NB. 'Not proved' does not mean that the allegations against McDonald's are not true, just that in the Judge's opinion Helen and Dave did not bring sufficent evidence to prove that they are justified. This was mostly based on the judge agreeing with McDonald's interpretations of the exact meaning of the phrases in the leaflet.
damages and an injunctionThe Judge ruled that Helen and Dave had libelled McDonald's, but as they had proved many of the allegations, the company would only be awarded half of the claimed damages: £60,000.
Helen eloquently summarised their response, "McDonald's don't deserve a penny, and in any event we haven't got any money."
McDonald's later dropped their claim for costs as well as their intention of getting an injunction (a court order preventing Helen & Dave from distributing anti-McDonald's literature) and have said that they do not intend to pursue the defendants for damages. Although this was a sensible move, PR-wise (as the defendants had already stated that they would defy any injunction, meaning they could be jailed) it signalled a clear admission of defeat.

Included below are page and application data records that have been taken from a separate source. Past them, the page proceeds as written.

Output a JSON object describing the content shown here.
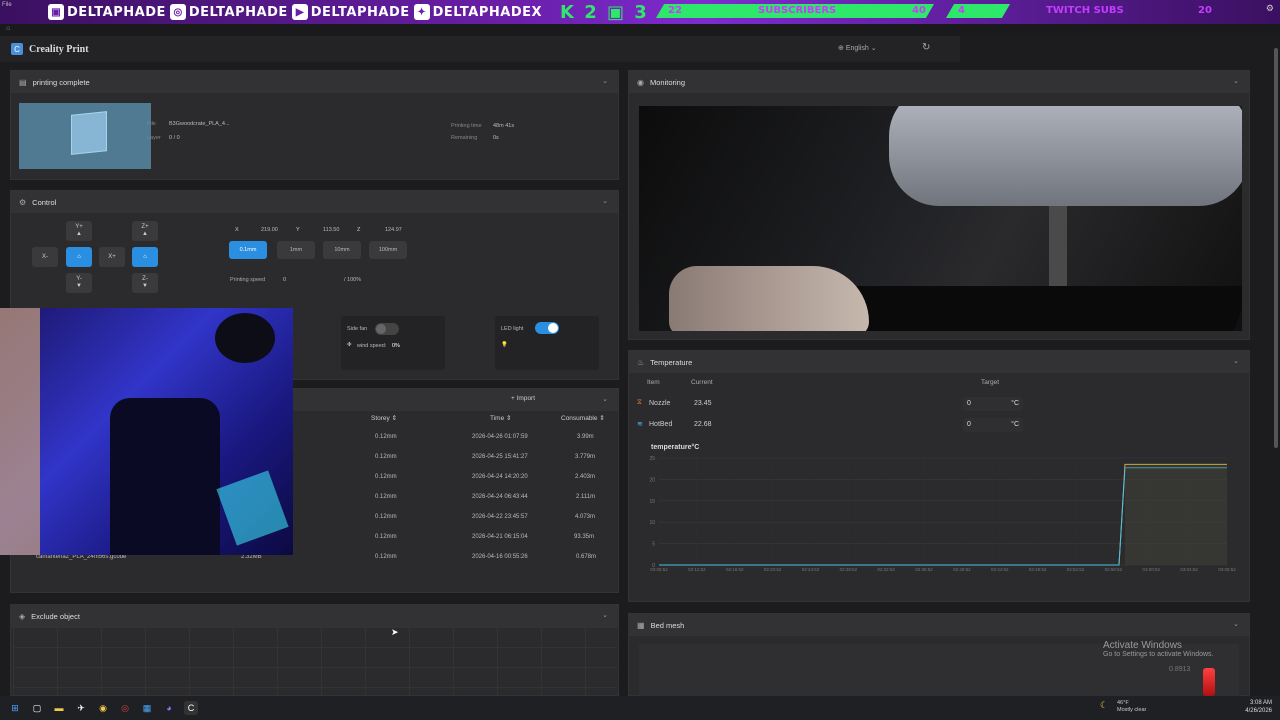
{
  "stream_overlay": {
    "file_menu": "File",
    "socials": [
      {
        "icon": "twitch-icon",
        "glyph": "▣",
        "handle": "DELTAPHADE"
      },
      {
        "icon": "instagram-icon",
        "glyph": "◎",
        "handle": "DELTAPHADE"
      },
      {
        "icon": "youtube-icon",
        "glyph": "▶",
        "handle": "DELTAPHADE"
      },
      {
        "icon": "twitter-icon",
        "glyph": "✦",
        "handle": "DELTAPHADEX"
      }
    ],
    "logos": "K 2 ▣ 3",
    "subscribers": {
      "current": "22",
      "label": "SUBSCRIBERS",
      "goal": "40"
    },
    "twitch_subs": {
      "current": "4",
      "label": "TWITCH SUBS",
      "goal": "20"
    },
    "accent": "#2ee86a"
  },
  "app": {
    "title": "Creality Print",
    "language": "English"
  },
  "status_panel": {
    "title": "printing complete",
    "file_label": "File",
    "file_value": "B3Gwoodcrate_PLA_4...",
    "layer_label": "Layer",
    "layer_value": "0 / 0",
    "print_time_label": "Printing time",
    "print_time_value": "48m 41s",
    "remaining_label": "Remaining",
    "remaining_value": "0s"
  },
  "control_panel": {
    "title": "Control",
    "jog": {
      "y_plus": "Y+",
      "y_minus": "Y-",
      "x_minus": "X-",
      "x_plus": "X+",
      "z_plus": "Z+",
      "z_minus": "Z-"
    },
    "x_label": "X",
    "x_value": "219.00",
    "y_label": "Y",
    "y_value": "113.50",
    "z_label": "Z",
    "z_value": "124.97",
    "steps": [
      "0.1mm",
      "1mm",
      "10mm",
      "100mm"
    ],
    "speed_label": "Printing speed",
    "speed_value": "0",
    "speed_percent": "/ 100%",
    "side_fan_label": "Side fan",
    "wind_speed_label": "wind speed:",
    "wind_speed_value": "0%",
    "led_label": "LED light"
  },
  "files_panel": {
    "import_label": "Import",
    "columns": {
      "storey": "Storey",
      "time": "Time",
      "consumable": "Consumable"
    },
    "rows": [
      {
        "storey": "0.12mm",
        "time": "2026-04-26 01:07:59",
        "consumable": "3.99m"
      },
      {
        "storey": "0.12mm",
        "time": "2026-04-25 15:41:27",
        "consumable": "3.779m"
      },
      {
        "storey": "0.12mm",
        "time": "2026-04-24 14:20:20",
        "consumable": "2.403m"
      },
      {
        "storey": "0.12mm",
        "time": "2026-04-24 06:43:44",
        "consumable": "2.111m"
      },
      {
        "storey": "0.12mm",
        "time": "2026-04-22 23:45:57",
        "consumable": "4.073m"
      },
      {
        "storey": "0.12mm",
        "time": "2026-04-21 06:15:04",
        "consumable": "93.35m"
      },
      {
        "name": "camantena2_PLA_24m56s.gcode",
        "size": "2.32MB",
        "storey": "0.12mm",
        "time": "2026-04-16 00:55:26",
        "consumable": "0.678m"
      }
    ]
  },
  "exclude_panel": {
    "title": "Exclude object"
  },
  "monitoring_panel": {
    "title": "Monitoring"
  },
  "temperature_panel": {
    "title": "Temperature",
    "col_item": "Item",
    "col_current": "Current",
    "col_target": "Target",
    "nozzle_label": "Nozzle",
    "nozzle_current": "23.45",
    "nozzle_target": "0",
    "hotbed_label": "HotBed",
    "hotbed_current": "22.68",
    "hotbed_target": "0",
    "unit": "°C"
  },
  "chart_data": {
    "type": "line",
    "title": "temperature°C",
    "ylim": [
      0,
      25
    ],
    "yticks": [
      "25",
      "20",
      "15",
      "10",
      "5",
      "0"
    ],
    "x": [
      "02:08:52",
      "02:12:52",
      "02:16:52",
      "02:20:52",
      "02:24:52",
      "02:28:52",
      "02:32:52",
      "02:36:52",
      "02:40:52",
      "02:44:52",
      "02:48:52",
      "02:52:52",
      "02:56:52",
      "03:00:52",
      "03:04:52",
      "03:08:52"
    ],
    "series": [
      {
        "color": "#e8b93a",
        "values": [
          0,
          0,
          0,
          0,
          0,
          0,
          0,
          0,
          0,
          0,
          0,
          0,
          0,
          0,
          0,
          23.5,
          23.5,
          23.5
        ]
      },
      {
        "color": "#4ac0e8",
        "values": [
          0,
          0,
          0,
          0,
          0,
          0,
          0,
          0,
          0,
          0,
          0,
          0,
          0,
          0,
          0,
          22.7,
          22.7,
          22.7
        ]
      }
    ]
  },
  "bed_mesh_panel": {
    "title": "Bed mesh",
    "value": "0.8913"
  },
  "activate_windows": {
    "line1": "Activate Windows",
    "line2": "Go to Settings to activate Windows."
  },
  "taskbar": {
    "weather_temp": "46°F",
    "weather_desc": "Mostly clear",
    "time": "3:08 AM",
    "date": "4/26/2026"
  }
}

The securing of damages and an injunction were the corporation's two aims in starting proceedings (as detailed in their statement of claim). They are now claiming that they are only interested in establishing the truth (for example, that they exploit children).
press releasesThe Verdict and The Evidence, 23rd July 1997
McDonald's verdict day, 19.6.97
Defendants' verdict day, 19.6.97
Defendants' post-verdict, 20.6.97
Defendants' verdict backgrounder, 19.6.97
Open Letter from McLibel Two, 26.6.97
"What's Wrong With McJustice" leaflet (in PDF)
Analysis by Albert Beale of London Greenpeace.